To achieve the best results with HDRI lighting, it’s important to choose the right HDRI image that matches the mood and lighting conditions you want to create. There are many websites and online libraries where you can find a wide variety of HDRI images, ranging from sunny outdoor environments to moody indoor settings.

Once you have your HDRI image, you can simply import it into Blender and apply it to your scene. Blender provides various options to control the intensity and rotation of the HDRI image, allowing you to fine-tune the lighting to suit your needs.

By mastering light probes and HDRI lighting in Blender, you can take your scenes to the next level of realism. These techniques allow you to accurately capture and reproduce real-world lighting conditions, bringing your renders to life. Whether you’re creating architectural visualizations, product renders, or animated movies, mastering these lighting techniques will greatly enhance the visual impact of your work. So, don’t hesitate to experiment and explore the possibilities of light probes and HDRI lighting in Blender.

Exploring Creative Lighting Setups in Blender

Blender is a powerful 3D software that allows artists and designers to create stunning visual effects and animations. One of the key elements in creating realistic and captivating scenes is lighting. In this article, we will explore some advanced lighting techniques in Blender that will help you illuminate your scenes and take your creations to the next level.

One of the first things to consider when setting up your lighting in Blender is the type of scene you are trying to create. Different lighting setups work better for different scenarios. For example, if you are aiming for a dramatic and moody scene, you might want to use a single strong light source to create deep shadows and high contrast. On the other hand, if you are going for a soft and natural look, you might want to use multiple lights with lower intensity to create a more even and diffused lighting.

Another important aspect to consider is the color of your lights. In Blender, you have the ability to not only control the intensity of your lights but also their color. This can be a powerful tool to set the mood and atmosphere of your scene. For example, using warm colors like red or orange can create a cozy and intimate feeling, while cool colors like blue or green can evoke a sense of calmness or mystery.

To add more depth and realism to your scenes, you can also experiment with different types of light sources. Blender offers a wide range of options, from point lights to area lights, spotlights, and even volumetric lighting. Each type of light source has its own unique characteristics and can be used to achieve different effects. For example, area lights can be used to simulate soft and even lighting, while spotlights can be used to highlight specific areas or objects in your scene.

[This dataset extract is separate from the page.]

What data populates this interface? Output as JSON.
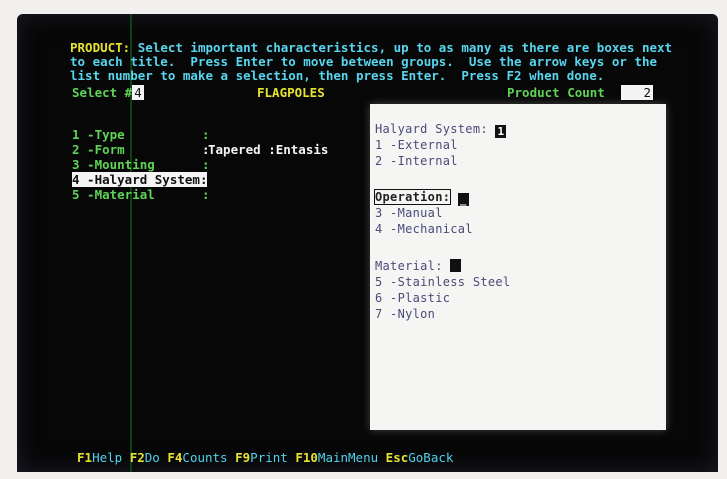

In addition to the type and color of your lights, you can also play around with the position and angle of your lights to create interesting and dynamic compositions. For example, placing a light source behind your subject can create a beautiful backlight effect, while placing it at a low angle can create long and dramatic shadows. Don’t be afraid to experiment and try different setups to see what works best for your scene.

Blender also offers a variety of tools and features to help you fine-tune your lighting. For example, you can use the light falloff feature to control how the intensity of your lights diminishes over distance. This can be particularly useful when creating realistic outdoor scenes or large-scale environments. You can also use the light path node in the shader editor to control how your lights interact with different materials in your scene, allowing you to create effects like caustics or volumetric lighting.

In conclusion, lighting is a crucial element in creating realistic and visually appealing scenes in Blender. By understanding the different types of lights, their colors, positions, and angles, as well as utilizing the various tools and features available in Blender, you can take your lighting setups to the next level and bring your scenes to life. So go ahead, experiment, and have fun illuminating your creations in Blender!